Wolfram does discuss in some detail the sometimes non-meritocratic outcomes of markets – stating, for instance, that “boxers may make millions of dollars while poets make very little.” Indeed, it is possible to produce far more extreme comparisons of this sort – e.g., a popular “star” with no talent or sense earning millions of dollars for recording-studio-hackneyed “music” while genuinely talented classical musicians and composers might earn relatively little, or even have their own work remain a personal hobby pursued for enjoyment alone. To some critics of markets, this may well be the reason to oppose them and seek some manner of non-market compensation for people of merit. For a defender of the unhampered market economy, a crucial endeavor should be to demonstrate that truly free markets (unlike the heavily politicized markets of our time) can tend toward meritocracy in the long run, or at least offer people of merit a much greater range of possibilities for success than exists under any other system. Another possible avenue of exploration might be the manner in which a highly regimented political system (especially in the areas of education) might result in a “dumbed-down” culture which neglects and sometimes outright opposes intellectual and esthetic sophistication and the ethic of personal productivity which is indispensable to a culture that prizes merit. Furthermore, defenders of markets should continually seek out ways to make the existing society more meritocratic, even in the face of systemic distortions of outcomes. Technology and competition – both of which Wolfram correctly praises – should be utilized by liberty-friendly entrepreneurs to provide more opportunities for talented individuals to demonstrate their value and be rewarded thereby.
Wolfram’s engaging style and many valid and enlightening insights led me to desire more along the same lines from him. Perhaps A Capitalist Manifesto will inspire other readers to ask similar questions and seek more market-friendly answers. Wolfram provides a glossary of common economic terms and famous historical figures, as well as some helpful references to economic classics within the endnotes of each chapter. A Capitalist Manifesto will have its most powerful impact if readers see it as the beginning of their intellectual journey and utilize the gateways it offers to other writings in economics and political economy.

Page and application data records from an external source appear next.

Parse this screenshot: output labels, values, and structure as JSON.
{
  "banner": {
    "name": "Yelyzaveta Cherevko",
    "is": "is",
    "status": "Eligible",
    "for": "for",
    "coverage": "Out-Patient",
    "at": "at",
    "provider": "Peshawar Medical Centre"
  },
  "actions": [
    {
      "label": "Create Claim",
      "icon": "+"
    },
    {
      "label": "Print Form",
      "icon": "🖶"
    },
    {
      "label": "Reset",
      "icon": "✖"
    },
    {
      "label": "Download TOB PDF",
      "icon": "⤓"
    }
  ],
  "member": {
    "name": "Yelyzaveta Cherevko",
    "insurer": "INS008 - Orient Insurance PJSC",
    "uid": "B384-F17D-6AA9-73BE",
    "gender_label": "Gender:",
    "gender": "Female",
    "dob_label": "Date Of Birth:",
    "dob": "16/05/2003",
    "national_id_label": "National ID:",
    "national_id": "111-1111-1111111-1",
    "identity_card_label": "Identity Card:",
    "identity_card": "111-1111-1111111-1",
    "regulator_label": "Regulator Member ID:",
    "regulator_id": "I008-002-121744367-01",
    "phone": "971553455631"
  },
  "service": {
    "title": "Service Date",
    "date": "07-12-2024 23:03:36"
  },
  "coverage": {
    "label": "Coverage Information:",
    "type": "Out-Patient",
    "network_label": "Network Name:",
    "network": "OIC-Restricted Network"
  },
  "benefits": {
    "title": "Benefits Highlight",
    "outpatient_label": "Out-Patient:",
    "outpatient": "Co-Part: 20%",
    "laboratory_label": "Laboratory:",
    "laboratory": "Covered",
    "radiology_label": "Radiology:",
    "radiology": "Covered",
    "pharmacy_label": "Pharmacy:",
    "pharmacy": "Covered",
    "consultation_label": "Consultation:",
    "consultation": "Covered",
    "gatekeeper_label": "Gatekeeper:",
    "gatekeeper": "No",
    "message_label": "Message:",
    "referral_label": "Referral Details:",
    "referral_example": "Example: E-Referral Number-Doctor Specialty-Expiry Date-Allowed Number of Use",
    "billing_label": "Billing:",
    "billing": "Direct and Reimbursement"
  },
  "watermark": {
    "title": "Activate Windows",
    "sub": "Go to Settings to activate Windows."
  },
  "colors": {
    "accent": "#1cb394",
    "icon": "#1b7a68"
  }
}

Disclosure: I received a free copy of the book for the purposes of creating a review.